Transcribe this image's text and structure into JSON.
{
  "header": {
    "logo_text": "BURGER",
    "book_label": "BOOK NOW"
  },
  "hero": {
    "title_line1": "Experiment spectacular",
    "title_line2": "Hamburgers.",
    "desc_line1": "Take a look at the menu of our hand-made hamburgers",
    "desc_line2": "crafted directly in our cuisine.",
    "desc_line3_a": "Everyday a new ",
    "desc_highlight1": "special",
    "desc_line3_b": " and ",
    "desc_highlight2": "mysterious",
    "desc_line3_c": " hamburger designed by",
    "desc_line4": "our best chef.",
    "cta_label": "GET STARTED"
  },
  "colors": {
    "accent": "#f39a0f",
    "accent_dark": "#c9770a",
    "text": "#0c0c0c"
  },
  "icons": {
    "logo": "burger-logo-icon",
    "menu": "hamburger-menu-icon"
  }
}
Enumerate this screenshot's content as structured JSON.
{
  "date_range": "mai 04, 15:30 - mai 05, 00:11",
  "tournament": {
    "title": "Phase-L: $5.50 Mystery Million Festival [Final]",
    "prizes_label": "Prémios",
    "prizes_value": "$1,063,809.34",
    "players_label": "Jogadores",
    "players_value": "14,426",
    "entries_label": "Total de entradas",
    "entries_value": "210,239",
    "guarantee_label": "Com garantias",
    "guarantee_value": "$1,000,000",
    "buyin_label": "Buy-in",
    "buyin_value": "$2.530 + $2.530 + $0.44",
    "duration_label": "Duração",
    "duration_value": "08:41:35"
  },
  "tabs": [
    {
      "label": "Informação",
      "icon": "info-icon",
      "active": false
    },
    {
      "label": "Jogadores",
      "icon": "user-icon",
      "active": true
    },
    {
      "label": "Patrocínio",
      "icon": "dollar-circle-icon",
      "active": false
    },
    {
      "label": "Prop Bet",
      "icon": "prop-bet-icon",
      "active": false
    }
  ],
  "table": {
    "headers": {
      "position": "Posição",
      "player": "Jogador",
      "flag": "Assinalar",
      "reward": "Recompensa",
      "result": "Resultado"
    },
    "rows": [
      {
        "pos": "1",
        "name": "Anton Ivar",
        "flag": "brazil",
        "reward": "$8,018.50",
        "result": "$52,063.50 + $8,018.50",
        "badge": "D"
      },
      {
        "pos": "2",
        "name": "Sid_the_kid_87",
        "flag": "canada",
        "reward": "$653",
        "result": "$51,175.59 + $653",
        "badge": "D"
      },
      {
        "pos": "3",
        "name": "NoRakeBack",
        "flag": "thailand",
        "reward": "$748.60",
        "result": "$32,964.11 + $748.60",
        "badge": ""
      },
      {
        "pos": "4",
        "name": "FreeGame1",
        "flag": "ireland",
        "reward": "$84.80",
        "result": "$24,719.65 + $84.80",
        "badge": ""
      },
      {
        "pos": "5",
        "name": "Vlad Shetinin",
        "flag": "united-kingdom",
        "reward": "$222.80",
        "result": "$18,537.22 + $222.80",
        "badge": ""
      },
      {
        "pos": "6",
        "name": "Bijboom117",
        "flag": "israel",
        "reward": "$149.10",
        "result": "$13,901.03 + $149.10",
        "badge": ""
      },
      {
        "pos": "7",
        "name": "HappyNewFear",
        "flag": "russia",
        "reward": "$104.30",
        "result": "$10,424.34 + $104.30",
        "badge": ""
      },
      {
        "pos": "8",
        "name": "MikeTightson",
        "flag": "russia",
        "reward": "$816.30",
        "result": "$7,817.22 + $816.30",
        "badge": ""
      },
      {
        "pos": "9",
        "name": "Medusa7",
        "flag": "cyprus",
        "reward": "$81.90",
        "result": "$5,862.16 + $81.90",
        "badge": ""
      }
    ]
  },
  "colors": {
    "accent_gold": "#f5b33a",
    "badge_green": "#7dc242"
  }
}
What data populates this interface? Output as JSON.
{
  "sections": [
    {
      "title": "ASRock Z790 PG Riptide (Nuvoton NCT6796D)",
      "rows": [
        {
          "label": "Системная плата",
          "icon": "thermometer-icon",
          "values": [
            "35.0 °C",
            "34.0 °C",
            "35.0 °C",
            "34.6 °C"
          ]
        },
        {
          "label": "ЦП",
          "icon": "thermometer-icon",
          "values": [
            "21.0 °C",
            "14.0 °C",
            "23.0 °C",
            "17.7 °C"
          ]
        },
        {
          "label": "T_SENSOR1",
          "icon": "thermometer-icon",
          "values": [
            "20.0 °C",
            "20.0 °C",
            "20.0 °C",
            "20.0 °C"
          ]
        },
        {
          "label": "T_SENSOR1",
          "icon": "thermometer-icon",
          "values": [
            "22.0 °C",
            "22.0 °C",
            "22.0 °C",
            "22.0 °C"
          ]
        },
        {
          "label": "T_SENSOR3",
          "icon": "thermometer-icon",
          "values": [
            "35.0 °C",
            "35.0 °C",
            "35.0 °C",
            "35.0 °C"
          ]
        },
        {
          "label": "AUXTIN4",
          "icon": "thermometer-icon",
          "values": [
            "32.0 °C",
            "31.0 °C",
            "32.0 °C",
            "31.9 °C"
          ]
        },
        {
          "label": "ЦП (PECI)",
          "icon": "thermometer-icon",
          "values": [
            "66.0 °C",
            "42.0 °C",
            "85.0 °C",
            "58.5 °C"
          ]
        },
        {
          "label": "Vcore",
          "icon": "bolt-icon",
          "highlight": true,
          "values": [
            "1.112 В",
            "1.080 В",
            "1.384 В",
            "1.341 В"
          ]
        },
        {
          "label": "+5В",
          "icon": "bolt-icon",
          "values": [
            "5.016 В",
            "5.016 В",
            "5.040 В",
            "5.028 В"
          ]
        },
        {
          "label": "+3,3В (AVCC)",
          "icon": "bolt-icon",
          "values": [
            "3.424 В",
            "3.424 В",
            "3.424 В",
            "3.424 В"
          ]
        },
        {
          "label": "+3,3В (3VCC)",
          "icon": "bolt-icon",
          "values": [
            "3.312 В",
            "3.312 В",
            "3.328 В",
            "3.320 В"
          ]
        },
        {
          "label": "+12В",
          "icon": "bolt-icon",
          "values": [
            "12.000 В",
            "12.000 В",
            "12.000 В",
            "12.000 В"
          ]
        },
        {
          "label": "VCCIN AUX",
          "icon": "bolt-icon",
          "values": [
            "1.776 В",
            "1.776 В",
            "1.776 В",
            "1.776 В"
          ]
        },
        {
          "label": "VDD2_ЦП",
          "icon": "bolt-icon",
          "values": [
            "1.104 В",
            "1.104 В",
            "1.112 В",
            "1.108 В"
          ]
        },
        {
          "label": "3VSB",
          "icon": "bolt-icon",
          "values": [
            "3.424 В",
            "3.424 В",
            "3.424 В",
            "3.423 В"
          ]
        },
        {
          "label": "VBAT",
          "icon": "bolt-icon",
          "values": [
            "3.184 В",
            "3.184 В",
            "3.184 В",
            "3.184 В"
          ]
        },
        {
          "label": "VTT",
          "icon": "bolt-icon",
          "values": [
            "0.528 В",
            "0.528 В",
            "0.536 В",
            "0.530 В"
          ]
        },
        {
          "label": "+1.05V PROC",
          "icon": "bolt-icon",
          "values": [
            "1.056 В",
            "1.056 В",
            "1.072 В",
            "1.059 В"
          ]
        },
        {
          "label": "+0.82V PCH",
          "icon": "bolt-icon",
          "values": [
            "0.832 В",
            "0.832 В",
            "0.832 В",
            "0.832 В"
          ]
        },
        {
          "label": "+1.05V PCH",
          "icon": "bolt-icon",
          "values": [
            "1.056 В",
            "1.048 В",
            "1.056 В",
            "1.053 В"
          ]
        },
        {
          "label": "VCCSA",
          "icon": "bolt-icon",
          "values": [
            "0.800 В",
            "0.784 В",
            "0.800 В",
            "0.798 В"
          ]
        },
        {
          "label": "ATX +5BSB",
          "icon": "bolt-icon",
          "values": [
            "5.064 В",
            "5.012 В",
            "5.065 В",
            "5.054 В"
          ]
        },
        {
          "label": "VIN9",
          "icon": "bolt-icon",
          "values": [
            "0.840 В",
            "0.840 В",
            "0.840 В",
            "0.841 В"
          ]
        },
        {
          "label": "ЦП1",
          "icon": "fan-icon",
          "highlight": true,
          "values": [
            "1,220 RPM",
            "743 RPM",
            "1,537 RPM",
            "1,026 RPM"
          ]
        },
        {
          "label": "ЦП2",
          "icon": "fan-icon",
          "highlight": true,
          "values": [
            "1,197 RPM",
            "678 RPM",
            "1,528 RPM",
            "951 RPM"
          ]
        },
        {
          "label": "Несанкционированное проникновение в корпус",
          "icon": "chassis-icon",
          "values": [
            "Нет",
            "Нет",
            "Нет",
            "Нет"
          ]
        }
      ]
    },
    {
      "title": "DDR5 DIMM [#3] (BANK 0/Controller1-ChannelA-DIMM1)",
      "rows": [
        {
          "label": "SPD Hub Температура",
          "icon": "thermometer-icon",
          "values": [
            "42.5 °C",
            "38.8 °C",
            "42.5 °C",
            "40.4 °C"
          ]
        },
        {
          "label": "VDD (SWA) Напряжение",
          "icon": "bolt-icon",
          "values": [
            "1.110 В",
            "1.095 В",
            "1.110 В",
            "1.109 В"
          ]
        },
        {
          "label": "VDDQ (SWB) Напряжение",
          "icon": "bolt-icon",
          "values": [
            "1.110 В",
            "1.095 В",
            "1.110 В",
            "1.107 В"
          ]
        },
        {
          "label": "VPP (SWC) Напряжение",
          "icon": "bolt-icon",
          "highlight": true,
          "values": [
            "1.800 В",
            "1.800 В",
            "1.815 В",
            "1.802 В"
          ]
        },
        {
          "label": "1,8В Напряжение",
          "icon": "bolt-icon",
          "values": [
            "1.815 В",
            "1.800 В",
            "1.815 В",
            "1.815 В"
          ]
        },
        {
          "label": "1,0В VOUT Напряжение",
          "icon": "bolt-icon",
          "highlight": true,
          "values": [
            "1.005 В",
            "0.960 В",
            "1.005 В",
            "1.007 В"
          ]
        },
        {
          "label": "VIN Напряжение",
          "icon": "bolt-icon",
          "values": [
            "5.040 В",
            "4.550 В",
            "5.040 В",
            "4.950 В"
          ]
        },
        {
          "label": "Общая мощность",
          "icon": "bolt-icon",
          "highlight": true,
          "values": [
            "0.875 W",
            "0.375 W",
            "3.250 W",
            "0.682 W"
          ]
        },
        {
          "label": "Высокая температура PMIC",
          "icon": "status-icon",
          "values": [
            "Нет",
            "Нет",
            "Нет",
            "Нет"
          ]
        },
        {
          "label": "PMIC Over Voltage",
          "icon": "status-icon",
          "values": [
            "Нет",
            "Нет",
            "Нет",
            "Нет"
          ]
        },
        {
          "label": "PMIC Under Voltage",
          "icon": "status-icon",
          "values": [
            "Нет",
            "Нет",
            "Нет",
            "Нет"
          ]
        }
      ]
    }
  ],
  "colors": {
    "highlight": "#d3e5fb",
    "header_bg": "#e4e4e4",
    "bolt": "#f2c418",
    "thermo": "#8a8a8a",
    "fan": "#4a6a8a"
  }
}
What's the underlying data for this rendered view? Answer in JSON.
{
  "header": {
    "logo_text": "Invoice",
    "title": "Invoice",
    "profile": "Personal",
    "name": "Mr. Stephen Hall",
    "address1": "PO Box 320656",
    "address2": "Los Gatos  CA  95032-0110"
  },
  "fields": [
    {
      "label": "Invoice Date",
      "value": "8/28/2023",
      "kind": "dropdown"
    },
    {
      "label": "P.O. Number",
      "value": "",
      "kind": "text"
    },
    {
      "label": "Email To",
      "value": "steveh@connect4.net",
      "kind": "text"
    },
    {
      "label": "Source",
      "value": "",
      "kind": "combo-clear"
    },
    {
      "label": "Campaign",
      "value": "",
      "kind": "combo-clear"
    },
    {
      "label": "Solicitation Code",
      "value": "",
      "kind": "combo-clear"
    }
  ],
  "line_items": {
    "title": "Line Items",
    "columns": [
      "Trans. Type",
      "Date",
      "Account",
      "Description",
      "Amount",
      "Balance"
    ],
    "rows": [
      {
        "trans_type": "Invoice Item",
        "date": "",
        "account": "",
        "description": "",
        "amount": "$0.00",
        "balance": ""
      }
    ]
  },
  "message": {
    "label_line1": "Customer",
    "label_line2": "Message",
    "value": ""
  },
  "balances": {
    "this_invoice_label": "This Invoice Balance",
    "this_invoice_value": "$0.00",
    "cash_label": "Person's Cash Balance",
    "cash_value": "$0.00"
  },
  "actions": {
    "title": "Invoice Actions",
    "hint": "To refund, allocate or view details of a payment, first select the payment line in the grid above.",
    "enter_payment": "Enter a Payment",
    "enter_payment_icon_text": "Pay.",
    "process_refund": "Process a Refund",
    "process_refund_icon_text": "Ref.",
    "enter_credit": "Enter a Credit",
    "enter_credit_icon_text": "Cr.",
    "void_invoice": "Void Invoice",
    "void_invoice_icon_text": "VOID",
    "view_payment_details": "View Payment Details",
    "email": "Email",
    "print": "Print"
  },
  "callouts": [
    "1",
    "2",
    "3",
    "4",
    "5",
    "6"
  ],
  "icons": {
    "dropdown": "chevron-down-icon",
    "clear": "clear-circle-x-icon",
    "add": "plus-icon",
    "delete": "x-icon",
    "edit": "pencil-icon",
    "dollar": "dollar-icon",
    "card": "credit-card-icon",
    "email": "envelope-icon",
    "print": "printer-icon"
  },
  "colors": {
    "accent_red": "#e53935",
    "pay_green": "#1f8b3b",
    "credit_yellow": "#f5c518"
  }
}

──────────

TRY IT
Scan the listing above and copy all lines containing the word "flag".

OUTPUT BELOW
      "flag": "Assinalar",
        "flag": "brazil",
        "flag": "canada",
        "flag": "thailand",
        "flag": "ireland",
        "flag": "united-kingdom",
        "flag": "israel",
        "flag": "russia",
        "flag": "russia",
        "flag": "cyprus",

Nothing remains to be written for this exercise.